▶ **Your instructions**: Write back every line of the listing exactly, excluding images.

▶ **Given entries**:
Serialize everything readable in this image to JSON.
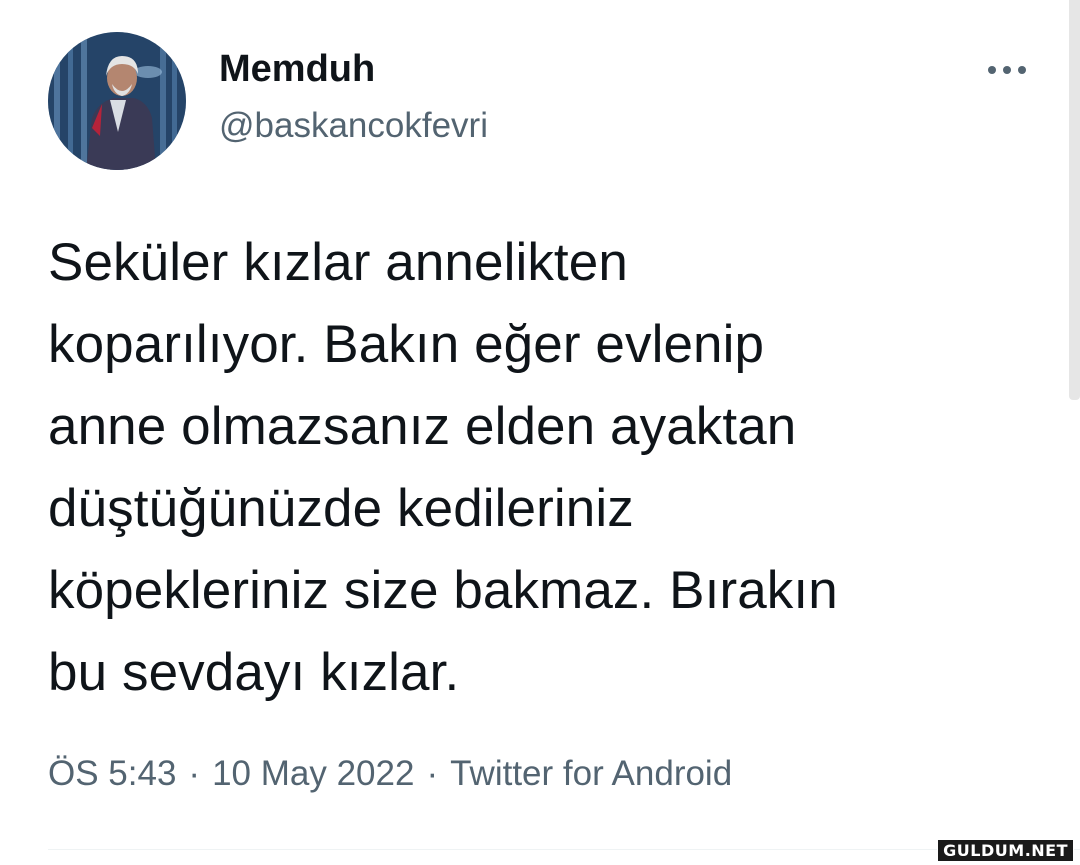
{
  "user": {
    "display_name": "Memduh",
    "handle": "@baskancokfevri"
  },
  "tweet": {
    "text": "Seküler kızlar annelikten\nkoparılıyor. Bakın eğer evlenip\nanne olmazsanız elden ayaktan\ndüştüğünüzde kedileriniz\nköpekleriniz size bakmaz. Bırakın\nbu sevdayı kızlar.",
    "time": "ÖS 5:43",
    "separator": "·",
    "date": "10 May 2022",
    "source": "Twitter for Android"
  },
  "icons": {
    "avatar": "profile-photo",
    "more": "more-horizontal-icon"
  },
  "watermark": "GULDUM.NET",
  "colors": {
    "text_primary": "#0f1419",
    "text_secondary": "#536471",
    "divider": "#eff3f4"
  }
}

▶ **Result of the exercise**:
Serialize everything readable in this image to JSON.
{
  "user": {
    "display_name": "Memduh",
    "handle": "@baskancokfevri"
  },
  "tweet": {
    "text": "Seküler kızlar annelikten\nkoparılıyor. Bakın eğer evlenip\nanne olmazsanız elden ayaktan\ndüştüğünüzde kedileriniz\nköpekleriniz size bakmaz. Bırakın\nbu sevdayı kızlar.",
    "time": "ÖS 5:43",
    "separator": "·",
    "date": "10 May 2022",
    "source": "Twitter for Android"
  },
  "icons": {
    "avatar": "profile-photo",
    "more": "more-horizontal-icon"
  },
  "watermark": "GULDUM.NET",
  "colors": {
    "text_primary": "#0f1419",
    "text_secondary": "#536471",
    "divider": "#eff3f4"
  }
}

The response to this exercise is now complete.